I think there are plenty of people who are turned off from activity because of some idea that they have to do it a certain way for it to "count." In The First 20 Minutes, Gretchen Reynolds points to research that says that hard training isn't necessary for health benefits:
The first 20 minutes of moving around, if someone has been really sedentary, provide most of the health benefits. You get prolonged life, reduced disease risk — all of those things come in in the first 20 minutes of being active... Two-thirds of Americans get no exercise at all. If one of those people gets up and moves around for 20 minutes, they are going to get a huge number of health benefits, and everything beyond that 20 minutes is, to some degree, gravy.I noticed when watching Season One of "The Biggest Loser" that big dude Maurice, who said he did none of the low-intensity "homework" Bob assigned did not lose as much as the rest of his cohort, even though he performed well during the high-intensity strength and interval exercise. Maybe the stress relief from walking were what helped the other contestants lose? I know that these activities don't have a huge calorie burn. Even running, it's hard to burn the calories in a good-sized donut. There may be genetic or hormonal things going on that we don't fully understand.
And even if it doesn't result in weight loss, something that makes you feel good and makes you healthier is worth doing, right? Right?
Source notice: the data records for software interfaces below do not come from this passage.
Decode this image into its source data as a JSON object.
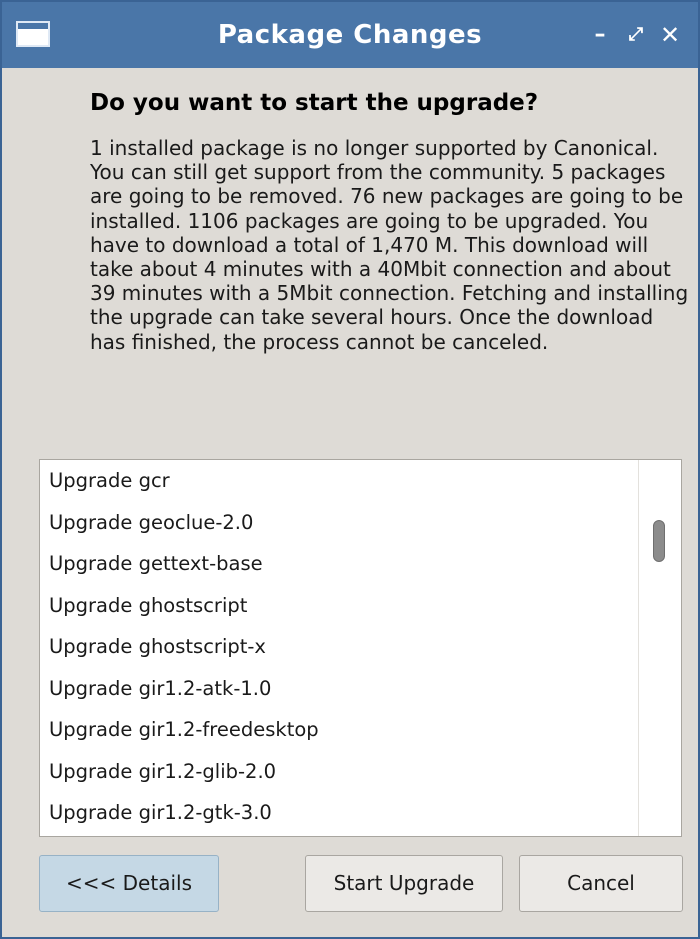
{
  "window": {
    "title": "Package Changes",
    "controls": {
      "minimize": "–",
      "maximize": "⤢",
      "close": "✕"
    }
  },
  "dialog": {
    "heading": "Do you want to start the upgrade?",
    "description": "1 installed package is no longer supported by Canonical. You can still get support from the community. 5 packages are going to be removed. 76 new packages are going to be installed. 1106 packages are going to be upgraded. You have to download a total of 1,470 M. This download will take about 4 minutes with a 40Mbit connection and about 39 minutes with a 5Mbit connection. Fetching and installing the upgrade can take several hours. Once the download has finished, the process cannot be canceled."
  },
  "changes": {
    "items": [
      "Upgrade gcr",
      "Upgrade geoclue-2.0",
      "Upgrade gettext-base",
      "Upgrade ghostscript",
      "Upgrade ghostscript-x",
      "Upgrade gir1.2-atk-1.0",
      "Upgrade gir1.2-freedesktop",
      "Upgrade gir1.2-glib-2.0",
      "Upgrade gir1.2-gtk-3.0"
    ]
  },
  "buttons": {
    "details": "<<< Details",
    "start_upgrade": "Start Upgrade",
    "cancel": "Cancel"
  }
}
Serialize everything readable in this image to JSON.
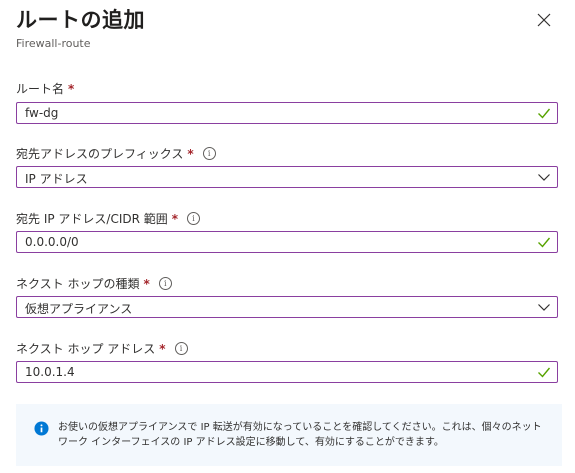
{
  "panel": {
    "title": "ルートの追加",
    "subtitle": "Firewall-route"
  },
  "fields": {
    "route_name": {
      "label": "ルート名",
      "required": "*",
      "value": "fw-dg"
    },
    "address_prefix_type": {
      "label": "宛先アドレスのプレフィックス",
      "required": "*",
      "value": "IP アドレス"
    },
    "dest_ip": {
      "label": "宛先 IP アドレス/CIDR 範囲",
      "required": "*",
      "value": "0.0.0.0/0"
    },
    "next_hop_type": {
      "label": "ネクスト ホップの種類",
      "required": "*",
      "value": "仮想アプライアンス"
    },
    "next_hop_address": {
      "label": "ネクスト ホップ アドレス",
      "required": "*",
      "value": "10.0.1.4"
    }
  },
  "info_banner": {
    "text": "お使いの仮想アプライアンスで IP 転送が有効になっていることを確認してください。これは、個々のネットワーク インターフェイスの IP アドレス設定に移動して、有効にすることができます。"
  },
  "icons": {
    "info_glyph": "i"
  },
  "colors": {
    "input_border": "#8a3fa0",
    "check": "#57a300",
    "required": "#a4262c",
    "info_blue": "#0078d4",
    "banner_bg": "#f3f8fd"
  }
}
Besides, most of us have a partner, a dog, or a kid who would love the extra quality time away from the TV and the mobile phones.